START DATA SECTION

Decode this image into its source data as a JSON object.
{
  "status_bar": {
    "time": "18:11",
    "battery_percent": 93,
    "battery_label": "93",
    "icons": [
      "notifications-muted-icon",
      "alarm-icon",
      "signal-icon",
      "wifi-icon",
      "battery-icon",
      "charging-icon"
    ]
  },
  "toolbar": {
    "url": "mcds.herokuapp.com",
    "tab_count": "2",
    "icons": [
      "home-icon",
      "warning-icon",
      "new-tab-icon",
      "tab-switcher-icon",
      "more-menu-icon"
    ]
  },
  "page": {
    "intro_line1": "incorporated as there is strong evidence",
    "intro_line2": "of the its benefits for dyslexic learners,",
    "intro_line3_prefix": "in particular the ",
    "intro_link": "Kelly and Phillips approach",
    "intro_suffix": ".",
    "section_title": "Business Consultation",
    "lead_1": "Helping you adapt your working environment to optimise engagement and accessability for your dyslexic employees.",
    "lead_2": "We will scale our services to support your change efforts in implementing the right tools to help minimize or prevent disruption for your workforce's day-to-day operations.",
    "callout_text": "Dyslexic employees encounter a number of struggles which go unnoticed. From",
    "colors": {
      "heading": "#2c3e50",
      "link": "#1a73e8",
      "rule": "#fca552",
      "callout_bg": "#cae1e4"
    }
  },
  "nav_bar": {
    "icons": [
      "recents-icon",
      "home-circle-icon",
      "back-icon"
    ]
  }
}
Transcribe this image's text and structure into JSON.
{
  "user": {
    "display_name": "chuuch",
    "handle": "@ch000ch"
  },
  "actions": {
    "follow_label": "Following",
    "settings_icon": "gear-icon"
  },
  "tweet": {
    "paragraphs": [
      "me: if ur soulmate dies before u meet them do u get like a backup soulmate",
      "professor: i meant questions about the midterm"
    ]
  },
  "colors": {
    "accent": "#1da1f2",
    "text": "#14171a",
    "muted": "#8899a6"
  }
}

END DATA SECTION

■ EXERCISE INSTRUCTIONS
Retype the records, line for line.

■ SOLUTION FOR THIS EXERCISE
Decode this image into its source data as a JSON object.
{
  "status_bar": {
    "time": "18:11",
    "battery_percent": 93,
    "battery_label": "93",
    "icons": [
      "notifications-muted-icon",
      "alarm-icon",
      "signal-icon",
      "wifi-icon",
      "battery-icon",
      "charging-icon"
    ]
  },
  "toolbar": {
    "url": "mcds.herokuapp.com",
    "tab_count": "2",
    "icons": [
      "home-icon",
      "warning-icon",
      "new-tab-icon",
      "tab-switcher-icon",
      "more-menu-icon"
    ]
  },
  "page": {
    "intro_line1": "incorporated as there is strong evidence",
    "intro_line2": "of the its benefits for dyslexic learners,",
    "intro_line3_prefix": "in particular the ",
    "intro_link": "Kelly and Phillips approach",
    "intro_suffix": ".",
    "section_title": "Business Consultation",
    "lead_1": "Helping you adapt your working environment to optimise engagement and accessability for your dyslexic employees.",
    "lead_2": "We will scale our services to support your change efforts in implementing the right tools to help minimize or prevent disruption for your workforce's day-to-day operations.",
    "callout_text": "Dyslexic employees encounter a number of struggles which go unnoticed. From",
    "colors": {
      "heading": "#2c3e50",
      "link": "#1a73e8",
      "rule": "#fca552",
      "callout_bg": "#cae1e4"
    }
  },
  "nav_bar": {
    "icons": [
      "recents-icon",
      "home-circle-icon",
      "back-icon"
    ]
  }
}
Transcribe this image's text and structure into JSON.
{
  "user": {
    "display_name": "chuuch",
    "handle": "@ch000ch"
  },
  "actions": {
    "follow_label": "Following",
    "settings_icon": "gear-icon"
  },
  "tweet": {
    "paragraphs": [
      "me: if ur soulmate dies before u meet them do u get like a backup soulmate",
      "professor: i meant questions about the midterm"
    ]
  },
  "colors": {
    "accent": "#1da1f2",
    "text": "#14171a",
    "muted": "#8899a6"
  }
}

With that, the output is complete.